Another weighty blow against humanity was struck yesterday when a computer program retained its title as world draughts champion in Boston, writes Andrew Brown.

Chinook, a program developed at the University of Alberta in Canada, kept its title after drawing with Don Lafferty, the second- best human player, by one game each with 18 draws. Chinook had won the title last week, when the best human player, Marion Tinsley, came down with a bug after six drawn games and resigned.

Mr Tinsley had dominated the game for 44 years, losing only nine competitive games, two against Chinook in 1992. In 1991, he resigned his human championship to play the computer. He apparently felt human opponents were too boring.

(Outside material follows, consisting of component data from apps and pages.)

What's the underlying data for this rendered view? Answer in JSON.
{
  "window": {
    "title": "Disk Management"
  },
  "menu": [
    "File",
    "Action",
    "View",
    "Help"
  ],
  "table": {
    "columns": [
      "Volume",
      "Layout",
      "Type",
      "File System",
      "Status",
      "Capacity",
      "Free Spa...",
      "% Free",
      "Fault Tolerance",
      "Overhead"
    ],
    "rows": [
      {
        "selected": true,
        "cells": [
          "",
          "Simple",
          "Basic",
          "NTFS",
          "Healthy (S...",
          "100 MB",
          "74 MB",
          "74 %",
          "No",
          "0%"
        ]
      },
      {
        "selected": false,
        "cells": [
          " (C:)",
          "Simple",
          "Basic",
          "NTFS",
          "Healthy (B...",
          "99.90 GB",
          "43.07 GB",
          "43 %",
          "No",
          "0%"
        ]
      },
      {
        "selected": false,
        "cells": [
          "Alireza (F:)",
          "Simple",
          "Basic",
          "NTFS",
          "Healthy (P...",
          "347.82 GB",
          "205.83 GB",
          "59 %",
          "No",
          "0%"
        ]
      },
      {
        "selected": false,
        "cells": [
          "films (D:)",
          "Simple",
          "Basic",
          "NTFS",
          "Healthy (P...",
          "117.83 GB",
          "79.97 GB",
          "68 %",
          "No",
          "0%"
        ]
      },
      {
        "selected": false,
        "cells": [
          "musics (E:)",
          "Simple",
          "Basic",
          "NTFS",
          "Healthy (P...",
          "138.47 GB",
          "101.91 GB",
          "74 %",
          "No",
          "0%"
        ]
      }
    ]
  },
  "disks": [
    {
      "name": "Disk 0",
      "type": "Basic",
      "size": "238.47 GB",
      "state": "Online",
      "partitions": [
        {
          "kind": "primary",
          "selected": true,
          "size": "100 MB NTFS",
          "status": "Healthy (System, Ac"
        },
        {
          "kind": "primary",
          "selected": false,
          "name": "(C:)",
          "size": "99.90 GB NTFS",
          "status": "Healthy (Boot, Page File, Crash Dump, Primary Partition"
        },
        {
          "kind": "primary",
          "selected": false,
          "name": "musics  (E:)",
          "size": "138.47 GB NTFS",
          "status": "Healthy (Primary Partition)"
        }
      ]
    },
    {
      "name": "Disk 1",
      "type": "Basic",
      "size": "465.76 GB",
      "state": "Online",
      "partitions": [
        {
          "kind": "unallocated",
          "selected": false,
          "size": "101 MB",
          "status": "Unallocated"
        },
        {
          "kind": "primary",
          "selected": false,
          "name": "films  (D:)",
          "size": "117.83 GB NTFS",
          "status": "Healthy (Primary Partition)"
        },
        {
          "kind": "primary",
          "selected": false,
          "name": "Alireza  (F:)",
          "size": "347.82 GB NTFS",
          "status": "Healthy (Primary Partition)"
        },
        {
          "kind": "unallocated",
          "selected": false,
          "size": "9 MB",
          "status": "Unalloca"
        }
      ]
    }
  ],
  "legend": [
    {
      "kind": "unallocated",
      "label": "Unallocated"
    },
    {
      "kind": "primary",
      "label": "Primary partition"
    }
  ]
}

Professor Jonathan Shaeffer, who led the team that programmed Chinook, said their victory was historic: 'In years to come we're going to see machines beginning to dominate man in many more areas considered exclusively human.'

But Professor Shaeffer expressed bitter disappointment over the circumstances of his victory. 'Tinsley is the best. The title is meaningless to us. It only means something if you win it against the best,' he said in an email message.

The programming team hopes to arrange a rematch with Mr Tinsley in the autumn.